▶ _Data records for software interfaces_
Content starts

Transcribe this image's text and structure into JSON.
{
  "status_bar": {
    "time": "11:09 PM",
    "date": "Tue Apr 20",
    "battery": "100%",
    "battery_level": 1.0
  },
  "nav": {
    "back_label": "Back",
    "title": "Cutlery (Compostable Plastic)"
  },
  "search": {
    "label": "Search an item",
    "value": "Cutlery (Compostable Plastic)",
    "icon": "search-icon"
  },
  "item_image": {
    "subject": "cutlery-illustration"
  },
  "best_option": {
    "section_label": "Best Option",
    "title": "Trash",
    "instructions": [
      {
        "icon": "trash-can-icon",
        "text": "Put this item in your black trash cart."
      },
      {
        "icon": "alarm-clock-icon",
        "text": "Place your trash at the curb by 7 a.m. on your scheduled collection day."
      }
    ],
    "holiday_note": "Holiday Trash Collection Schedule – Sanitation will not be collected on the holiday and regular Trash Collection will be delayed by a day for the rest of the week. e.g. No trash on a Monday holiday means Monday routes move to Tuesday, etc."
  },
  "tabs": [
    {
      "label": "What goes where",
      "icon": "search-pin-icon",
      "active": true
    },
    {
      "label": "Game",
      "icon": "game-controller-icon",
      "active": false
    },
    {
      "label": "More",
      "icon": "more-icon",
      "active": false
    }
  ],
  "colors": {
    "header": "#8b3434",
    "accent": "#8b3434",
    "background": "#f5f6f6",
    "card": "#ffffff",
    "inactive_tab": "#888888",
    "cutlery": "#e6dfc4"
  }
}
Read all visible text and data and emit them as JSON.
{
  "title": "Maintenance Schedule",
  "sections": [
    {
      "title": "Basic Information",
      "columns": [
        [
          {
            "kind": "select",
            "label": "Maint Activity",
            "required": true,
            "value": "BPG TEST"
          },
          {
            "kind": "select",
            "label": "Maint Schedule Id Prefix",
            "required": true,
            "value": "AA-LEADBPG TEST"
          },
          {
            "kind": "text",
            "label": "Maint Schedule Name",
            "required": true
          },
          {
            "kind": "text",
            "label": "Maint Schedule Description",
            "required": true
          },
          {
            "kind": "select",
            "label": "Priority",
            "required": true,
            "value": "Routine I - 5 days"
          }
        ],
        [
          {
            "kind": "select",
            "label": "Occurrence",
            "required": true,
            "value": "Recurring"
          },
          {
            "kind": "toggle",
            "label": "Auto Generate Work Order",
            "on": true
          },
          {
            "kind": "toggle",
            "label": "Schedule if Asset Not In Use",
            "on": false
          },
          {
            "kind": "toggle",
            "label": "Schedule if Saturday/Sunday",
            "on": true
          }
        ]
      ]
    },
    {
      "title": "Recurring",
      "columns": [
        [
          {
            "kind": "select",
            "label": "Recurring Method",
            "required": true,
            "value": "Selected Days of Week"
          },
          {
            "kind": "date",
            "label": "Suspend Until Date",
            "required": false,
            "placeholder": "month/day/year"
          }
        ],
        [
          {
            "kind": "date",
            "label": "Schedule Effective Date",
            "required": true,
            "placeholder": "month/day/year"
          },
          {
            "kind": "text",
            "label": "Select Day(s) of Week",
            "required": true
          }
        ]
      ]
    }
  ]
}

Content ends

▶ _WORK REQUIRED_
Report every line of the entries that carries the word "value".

▶ _EXERCISE SOLUTION_
    "value": "Cutlery (Compostable Plastic)",
            "value": "BPG TEST"
            "value": "AA-LEADBPG TEST"
            "value": "Routine I - 5 days"
            "value": "Recurring"
            "value": "Selected Days of Week"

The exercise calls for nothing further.